The Cakewalk in Stormy Weather (1943)
After my presentation on Monday, I was having trouble placing Zora Neale Hurston within the New Negro ideology. I wondered if I misidentified the New Negro idea, as presented by Alain Locke. I questioned why she would write these stories that seemed so stereotypical of an African-American experience in the South. With the freedom offered by the Harlem Renaissance and the opportunity to express oneself for the first time, I wondered why Hurston would returned to these images. I seriously considered whether Hurston was participating in minstrelsy through this portrayal.
However, what Professor Kinyon said in class on Wednesday about this point has really stuck with me. Hurston’s approach in writing Mules and Men doesn’t have anything to do with the racist and stereotypical portrayals of African-Americans by whites. Hurston is showing African-Americans, plain and simple, and what white people choose to think about the individuals she has depicted is irrelevant.

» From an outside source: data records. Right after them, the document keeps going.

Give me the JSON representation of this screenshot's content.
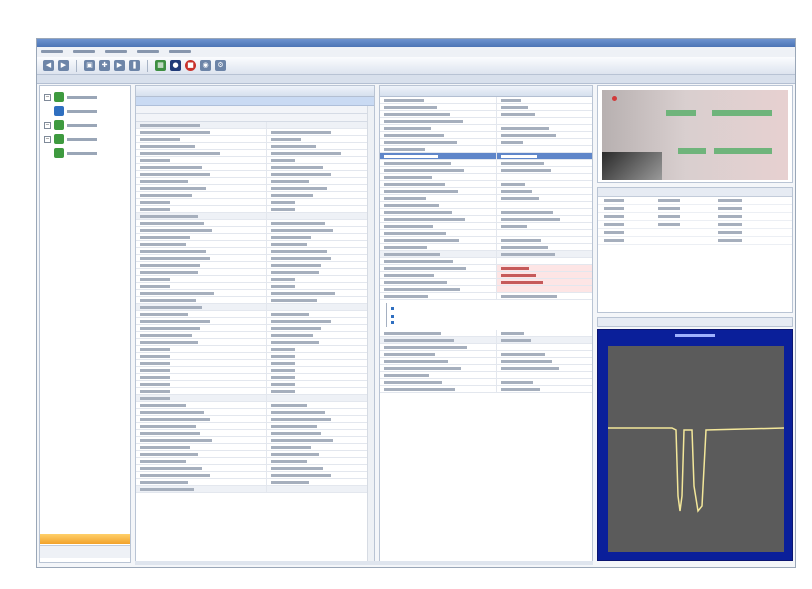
{
  "window": {
    "title": ""
  },
  "menu": {
    "items": [
      "",
      "",
      "",
      "",
      ""
    ]
  },
  "toolbar": {
    "buttons": [
      {
        "icon": "back-arrow-icon"
      },
      {
        "icon": "forward-arrow-icon"
      },
      {
        "icon": "image-icon"
      },
      {
        "icon": "move-icon"
      },
      {
        "icon": "play-icon"
      },
      {
        "icon": "pause-icon"
      },
      {
        "icon": "grid-icon"
      },
      {
        "icon": "record-icon"
      },
      {
        "icon": "stop-icon"
      },
      {
        "icon": "camera-icon"
      },
      {
        "icon": "settings-icon"
      }
    ]
  },
  "tree": {
    "nodes": [
      {
        "label": "",
        "selected": false
      },
      {
        "label": "",
        "selected": true
      },
      {
        "label": "",
        "selected": false
      },
      {
        "label": "",
        "selected": false
      },
      {
        "label": "",
        "selected": false
      }
    ]
  },
  "properties": {
    "title": "",
    "rows_placeholder": true
  },
  "inspector": {
    "title": ""
  },
  "preview": {
    "title": ""
  },
  "results_table": {
    "headers": [
      "",
      "",
      ""
    ]
  },
  "plot": {
    "title": ""
  },
  "colors": {
    "selection": "#c9daf3",
    "plot_background": "#0a1f9a",
    "plot_trace": "#f3e79a"
  }
}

While I agree with this analysis of Hurston’s approach, I wonder if we are returning to the conversation we had earlier in the semester on art being apolitical. The presentation of stereotypical characters in addition to the cakewalk in Hurston’s work attempts to present these aspects of African-American life outside of their political meanings during Hurston’s time. However, while Hurston attempts to preserve these cultural practices, I assert that by the time she writes these works, these practices have already been lost. They can now longer exist as purely representations of African-American culture; viewing them in that light would allow art to be apolitical and ignorant of the political moment. While I have come to terms with why Hurston wants to preserve these cultural remnants, I moved to the question of whether that is possible and, at the moment, I am leaning toward the idea that, as soon as minstrelsy altered the political weight of these cultural practices, these practices were lost and could not be recovered. In line with Professor’s paper, it seems that preservation is not an accurate representation of Huston’s work in Mules and Men or “Color Struck.” Rather, despite the joy that is depicted at times throughout these works, this writing is a eulogy for what has been lost, not a preservation of what is slipping away. Hurston gives a eulogy for the image of the Black southerner and the cakewalk dance, pure black expressions now always connected to minstrelsy and the political gain of whites. All art is political and, by looking at Hurston through this line of thinking, her work aligns more closely to the politically-bent New Negro ideology of Locke than I initially surmised.
In John Redding Goes to Sea, John is repeatedly described as “queer.” Is this meant to be taken as meaning odd, gay, or both?
Would John have been able to leave if he hadn’t gotten married? Why don’t the women want them to leave? Are there forces greater than the women that are keeping these men tied down? How does this compare to Irish men trying to leave their homes?
I also found the point about “the new refusing to acknowledge the old” in Color Struck to be very interesting. What does this do to the act of cakewalking? Does it help the blacks to make it more their own?
In class this week, I was constantly questioning the cakewalk and whether one should view it as a tool of resistance. I seemed to be very fixed on the idea that it could not have been the tool that Brooks claimed it was, as it both seemed to be offensive and did not seem to be successful or recognized in the moment that it was performed. After much reflection, I have realized that I was approaching it from too harsh a guideline. In today’s society, we are pushed to strive for the best and to not be content until we have reached the place that we hope to end up. This is the mindset that I was applying to the cakewalk. I was demanding that it would adhere to a standard that would be impossible for it to have during the time it was made—it would have never been allowed to go on. In doing this, I lost sight of the importance of baby steps in controversial issues, such as racial struggles.
Paving the way for progress is important, even if one is forced to do so in a transitional way. This is what Williams and Walker are doing with In Dahomey and its controversial inclusions, such as the cakewalk and black actors in blackface. They are getting their foot in the door, flipping the script normally used against blacks, and helping to set a foundation for the racial change to come. Representation is the first step to good representation. The reviews that we read may have played down the cultural and political significance of the cakewalk and the reclamation by the blacks, but history has not. Williams and Walker were exploiting the cakewalk and playing up other negative stereotypes for their gain and to the advantage of the black theater community. The very fact that we study this play so many years later supports the importance and overall impact that Williams and Walker had in paving the way for blacks on stage and in the American culture. Change starts with one person or group of people and their reclamation makes it possible for the larger reclamation.
This situation reminds me a lot of the way that I, and many others, view the n-word. The n-word is a word that I think is inherently derogatory and rooted in hate. There are blacks, however, who see the reclamation of it as empowering and a form of resistance that is used in both art and everyday speech. While it may appear to be problematic, there is some correct thinking within it. Their opinion of it is what really matters, as it contributes to their individual liberation. The n-word was used to define the blacks of the past, but now they are using it to represent themselves and attempting to redefine its very meaning. They are using the word in their own context and with their own agency. This action will perhaps also be a gateway for cultural change, or at the very least, a conversation starter.